Finally, what I find a little strange is not only what you say about Trump as a possible positive ‘alternative to TINA’ but also all the stuff that finds, at least here, NO mention in your views on Trump at all, as if it were irrelevant to evaluating Trump, or as if you were actually choosing to ignore all this. Thus what are your attitudes, if any, to things like the following (the list could be extended), I wonder:

• his views on women and the global women’s march against him and all he stands for after his inauguration (or is that just the much maligned ‘identity politics’ ?)

• his stereotyping-racist views on Mexican undocumented migrants as ‘rapists’ and on Muslim ‘bad dudes’ and the concomitant rise in attacks on scapegoated and vilified sections of the US population? (ditto?)

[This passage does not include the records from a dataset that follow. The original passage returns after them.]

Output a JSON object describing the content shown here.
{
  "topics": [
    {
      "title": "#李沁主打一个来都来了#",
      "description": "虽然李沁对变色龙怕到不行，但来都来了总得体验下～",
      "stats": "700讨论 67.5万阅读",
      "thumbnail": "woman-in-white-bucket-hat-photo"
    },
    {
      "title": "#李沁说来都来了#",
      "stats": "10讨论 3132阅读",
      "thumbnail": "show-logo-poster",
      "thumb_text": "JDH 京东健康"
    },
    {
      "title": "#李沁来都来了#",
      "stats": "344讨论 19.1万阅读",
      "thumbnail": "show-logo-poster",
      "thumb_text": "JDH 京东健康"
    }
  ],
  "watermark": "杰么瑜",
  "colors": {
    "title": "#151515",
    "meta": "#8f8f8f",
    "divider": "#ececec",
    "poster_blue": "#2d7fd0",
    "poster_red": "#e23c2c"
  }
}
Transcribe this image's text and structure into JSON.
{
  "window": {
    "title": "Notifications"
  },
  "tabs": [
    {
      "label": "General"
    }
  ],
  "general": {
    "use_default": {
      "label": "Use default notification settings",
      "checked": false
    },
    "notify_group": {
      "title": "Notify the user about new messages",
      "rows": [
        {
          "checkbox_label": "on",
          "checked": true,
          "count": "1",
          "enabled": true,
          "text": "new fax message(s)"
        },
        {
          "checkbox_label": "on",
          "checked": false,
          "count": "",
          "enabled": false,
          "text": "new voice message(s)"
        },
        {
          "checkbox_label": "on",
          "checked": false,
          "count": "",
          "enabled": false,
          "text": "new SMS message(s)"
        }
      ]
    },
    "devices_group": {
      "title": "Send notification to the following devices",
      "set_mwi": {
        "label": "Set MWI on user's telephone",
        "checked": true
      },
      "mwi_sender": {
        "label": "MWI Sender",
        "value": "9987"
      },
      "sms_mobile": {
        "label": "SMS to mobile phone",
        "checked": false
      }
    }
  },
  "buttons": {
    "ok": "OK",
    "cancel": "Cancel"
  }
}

• his belligerent strong man, autocratic big boss and demagogue persona (Iike Putin, Duterte, Erdogan etc) appealing to non-democratic, authoritarian-fascist personalities (just ‘trivia’?)

• his totally garbled language indicating garbled incoherent thinking with perpetual self-contradictions and flip-flops over time and sometimes even within sentences (or is that that just the mainstream media’s jaundiced view of his ‘fumbles’?)

• his extreme look-at-me-I’m-the-greatest narcissism, envious outrage at the slightest perceived slights (size of hands compared to Latino candidate’s, size of inauguration crowd compared to Obama’s, quality of his own The Apprentice show compared to Schwarzenegger’s etc) and bullying, aggressive-competitive impulsiveness (a worrying role model for kids and culture or all just personality ‘trivia’?)

• his choice of Bannon, his choice of cabinet, his nepotism, his ‘policy’-by-twitter, his many corporate meetings and pro-corporate neoliberal policies (deregulations and tax cuts)?


Tellumbuggerum Farm Tour

•April 28, 2017 • 2 Comments

[Poem on the ‘joys’ of small farm life in Australia. ‘Tellumbuggerum’ = Oz way of saying ‘tell them, bugger them’. ‘American foul brood’: a serious and contagious disease of bees. ‘Myxo’ is myxomatosis, a virus spread with the intention of killing rabbits, Australia’s number one introduced pest animal, now no longer effective. The shot is of the exiled old man boss kangaroo mentioned in the last line.]

Tellumbuggerum Farm Tour

Twenty three years working & walking
& I know every inch of the place.
Put on your boots. Let me show you where

the startled goshawk dropped the startled rabbit in mid-flight

the maggots returned the fox to the soil with a fine necklace of bones

I looked into its soft eyes & shot the roo with the broken leg twisted into the fence-wire

the seedling walnuts I’d carefully raised all died when planted out

the cabinet timber blackwoods form-pruned for my grandsons snapped in the westerlies

the carefully designed wind shelter of pioneer wattles eroded the slope

I gassed & buried my new bee hive dripping with American foul brood

small hive beetle armies destroyed the honeycombs & disappeared my bee colony

the storm-enraged overflow swept my neighbour’s new fence into our creek

a failed potato patch is now glum grass again

the shade-tree roots sucked the life from our terraced garden beds

Stan’s seven goats got under the fence & ate ten new tenderly tended hazels

the rabbits outfoxed the myxo & moonscaped the slope with despair

the exiled old boss roo limped his way into dying & drying down by the water tank